The task:
Copy every record below exactly, leaving out any pictures.

Supplied entries:
= = = = =

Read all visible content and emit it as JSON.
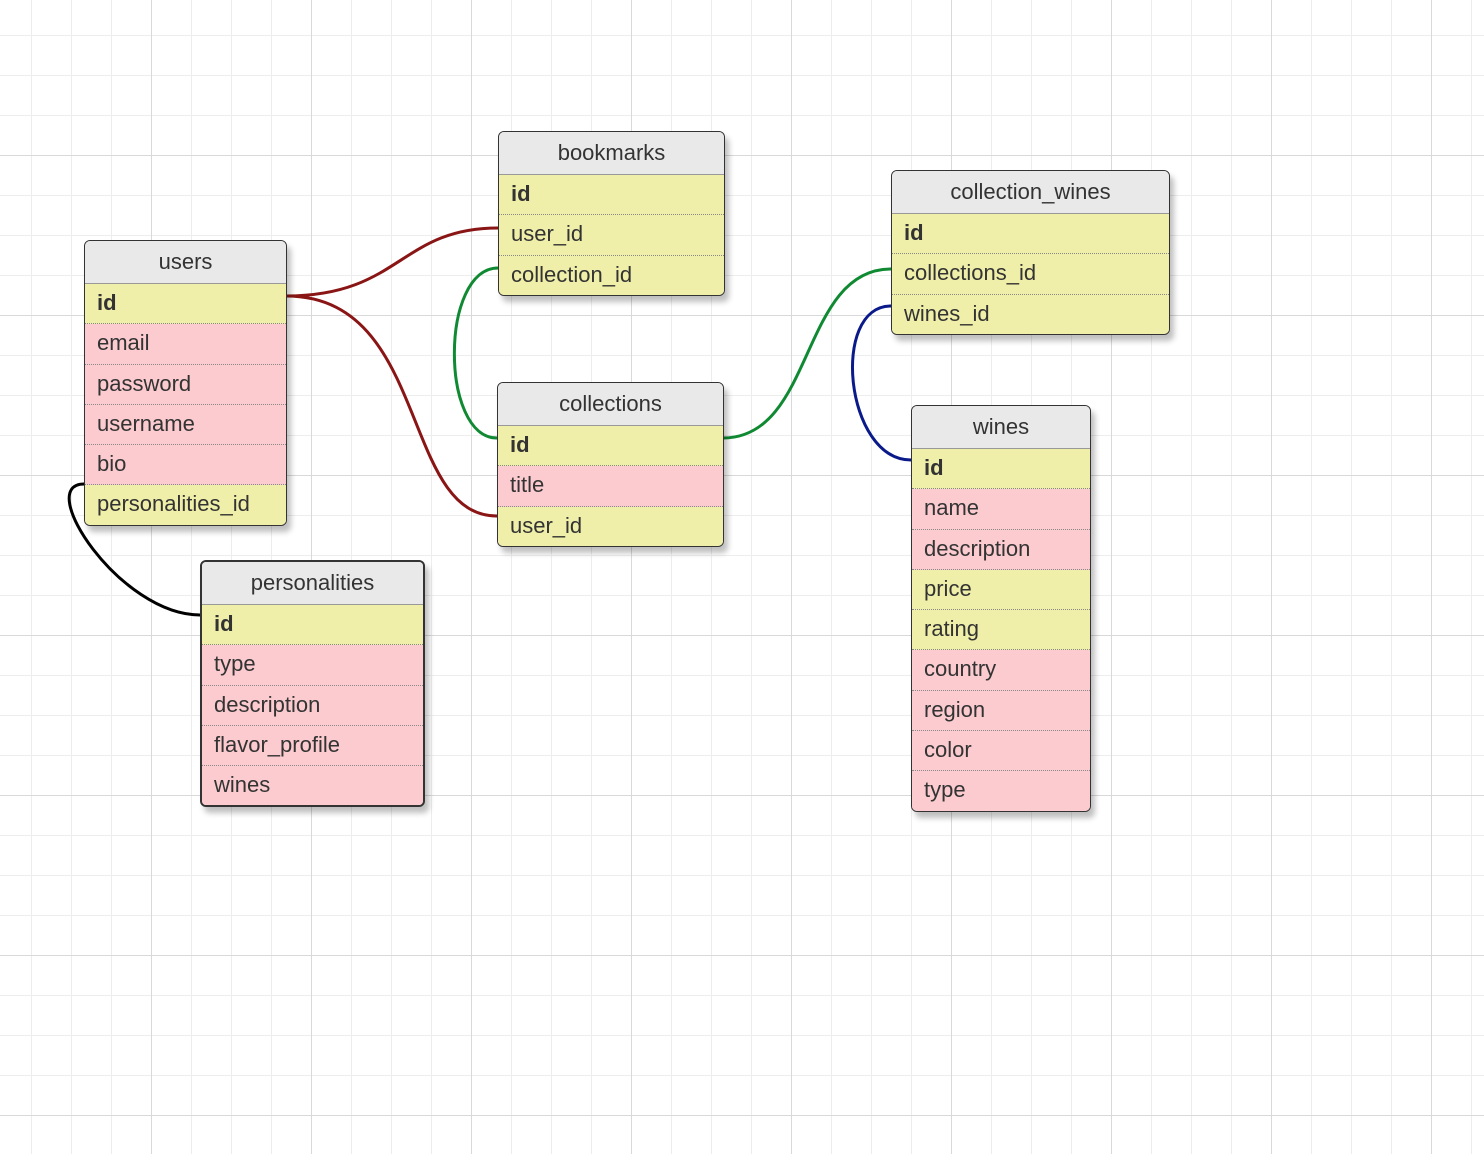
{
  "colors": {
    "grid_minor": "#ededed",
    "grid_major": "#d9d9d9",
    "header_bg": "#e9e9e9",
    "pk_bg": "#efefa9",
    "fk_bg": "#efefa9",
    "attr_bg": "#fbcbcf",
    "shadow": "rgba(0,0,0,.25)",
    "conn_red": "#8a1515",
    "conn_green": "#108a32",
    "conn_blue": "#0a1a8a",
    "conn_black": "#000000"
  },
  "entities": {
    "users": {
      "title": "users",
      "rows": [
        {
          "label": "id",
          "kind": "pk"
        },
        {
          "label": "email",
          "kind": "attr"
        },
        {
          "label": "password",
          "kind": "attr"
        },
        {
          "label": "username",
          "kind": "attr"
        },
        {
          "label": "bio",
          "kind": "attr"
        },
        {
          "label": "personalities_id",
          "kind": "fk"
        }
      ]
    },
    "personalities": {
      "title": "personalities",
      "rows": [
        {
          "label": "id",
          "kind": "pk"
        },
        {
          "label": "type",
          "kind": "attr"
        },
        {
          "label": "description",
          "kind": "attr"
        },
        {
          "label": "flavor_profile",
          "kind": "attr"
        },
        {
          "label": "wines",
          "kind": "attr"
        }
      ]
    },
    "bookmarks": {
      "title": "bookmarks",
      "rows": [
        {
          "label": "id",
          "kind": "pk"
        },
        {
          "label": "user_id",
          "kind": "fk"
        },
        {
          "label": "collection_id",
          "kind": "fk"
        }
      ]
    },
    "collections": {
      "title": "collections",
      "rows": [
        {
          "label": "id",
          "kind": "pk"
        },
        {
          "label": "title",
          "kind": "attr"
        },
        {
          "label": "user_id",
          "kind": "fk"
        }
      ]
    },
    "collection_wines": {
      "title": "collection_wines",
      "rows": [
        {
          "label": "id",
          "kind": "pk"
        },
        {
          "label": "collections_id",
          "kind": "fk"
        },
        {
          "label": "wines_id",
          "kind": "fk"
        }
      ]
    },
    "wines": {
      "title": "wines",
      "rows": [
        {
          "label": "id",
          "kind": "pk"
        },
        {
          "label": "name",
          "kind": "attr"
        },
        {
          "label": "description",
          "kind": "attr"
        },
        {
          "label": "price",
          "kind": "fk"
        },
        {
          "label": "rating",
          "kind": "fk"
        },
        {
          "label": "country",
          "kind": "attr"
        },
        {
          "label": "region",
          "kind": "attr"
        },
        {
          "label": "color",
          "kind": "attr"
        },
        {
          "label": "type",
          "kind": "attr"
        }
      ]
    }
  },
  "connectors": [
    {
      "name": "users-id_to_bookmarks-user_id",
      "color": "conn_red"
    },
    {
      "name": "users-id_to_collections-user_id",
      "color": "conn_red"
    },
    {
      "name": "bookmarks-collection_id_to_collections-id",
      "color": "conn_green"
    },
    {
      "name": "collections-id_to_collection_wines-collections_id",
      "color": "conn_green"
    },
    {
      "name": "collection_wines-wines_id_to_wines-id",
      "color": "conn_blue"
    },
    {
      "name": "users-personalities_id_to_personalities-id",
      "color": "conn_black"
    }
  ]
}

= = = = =

Worked solution:
Read all visible content and emit it as JSON.
{
  "colors": {
    "grid_minor": "#ededed",
    "grid_major": "#d9d9d9",
    "header_bg": "#e9e9e9",
    "pk_bg": "#efefa9",
    "fk_bg": "#efefa9",
    "attr_bg": "#fbcbcf",
    "shadow": "rgba(0,0,0,.25)",
    "conn_red": "#8a1515",
    "conn_green": "#108a32",
    "conn_blue": "#0a1a8a",
    "conn_black": "#000000"
  },
  "entities": {
    "users": {
      "title": "users",
      "rows": [
        {
          "label": "id",
          "kind": "pk"
        },
        {
          "label": "email",
          "kind": "attr"
        },
        {
          "label": "password",
          "kind": "attr"
        },
        {
          "label": "username",
          "kind": "attr"
        },
        {
          "label": "bio",
          "kind": "attr"
        },
        {
          "label": "personalities_id",
          "kind": "fk"
        }
      ]
    },
    "personalities": {
      "title": "personalities",
      "rows": [
        {
          "label": "id",
          "kind": "pk"
        },
        {
          "label": "type",
          "kind": "attr"
        },
        {
          "label": "description",
          "kind": "attr"
        },
        {
          "label": "flavor_profile",
          "kind": "attr"
        },
        {
          "label": "wines",
          "kind": "attr"
        }
      ]
    },
    "bookmarks": {
      "title": "bookmarks",
      "rows": [
        {
          "label": "id",
          "kind": "pk"
        },
        {
          "label": "user_id",
          "kind": "fk"
        },
        {
          "label": "collection_id",
          "kind": "fk"
        }
      ]
    },
    "collections": {
      "title": "collections",
      "rows": [
        {
          "label": "id",
          "kind": "pk"
        },
        {
          "label": "title",
          "kind": "attr"
        },
        {
          "label": "user_id",
          "kind": "fk"
        }
      ]
    },
    "collection_wines": {
      "title": "collection_wines",
      "rows": [
        {
          "label": "id",
          "kind": "pk"
        },
        {
          "label": "collections_id",
          "kind": "fk"
        },
        {
          "label": "wines_id",
          "kind": "fk"
        }
      ]
    },
    "wines": {
      "title": "wines",
      "rows": [
        {
          "label": "id",
          "kind": "pk"
        },
        {
          "label": "name",
          "kind": "attr"
        },
        {
          "label": "description",
          "kind": "attr"
        },
        {
          "label": "price",
          "kind": "fk"
        },
        {
          "label": "rating",
          "kind": "fk"
        },
        {
          "label": "country",
          "kind": "attr"
        },
        {
          "label": "region",
          "kind": "attr"
        },
        {
          "label": "color",
          "kind": "attr"
        },
        {
          "label": "type",
          "kind": "attr"
        }
      ]
    }
  },
  "connectors": [
    {
      "name": "users-id_to_bookmarks-user_id",
      "color": "conn_red"
    },
    {
      "name": "users-id_to_collections-user_id",
      "color": "conn_red"
    },
    {
      "name": "bookmarks-collection_id_to_collections-id",
      "color": "conn_green"
    },
    {
      "name": "collections-id_to_collection_wines-collections_id",
      "color": "conn_green"
    },
    {
      "name": "collection_wines-wines_id_to_wines-id",
      "color": "conn_blue"
    },
    {
      "name": "users-personalities_id_to_personalities-id",
      "color": "conn_black"
    }
  ]
}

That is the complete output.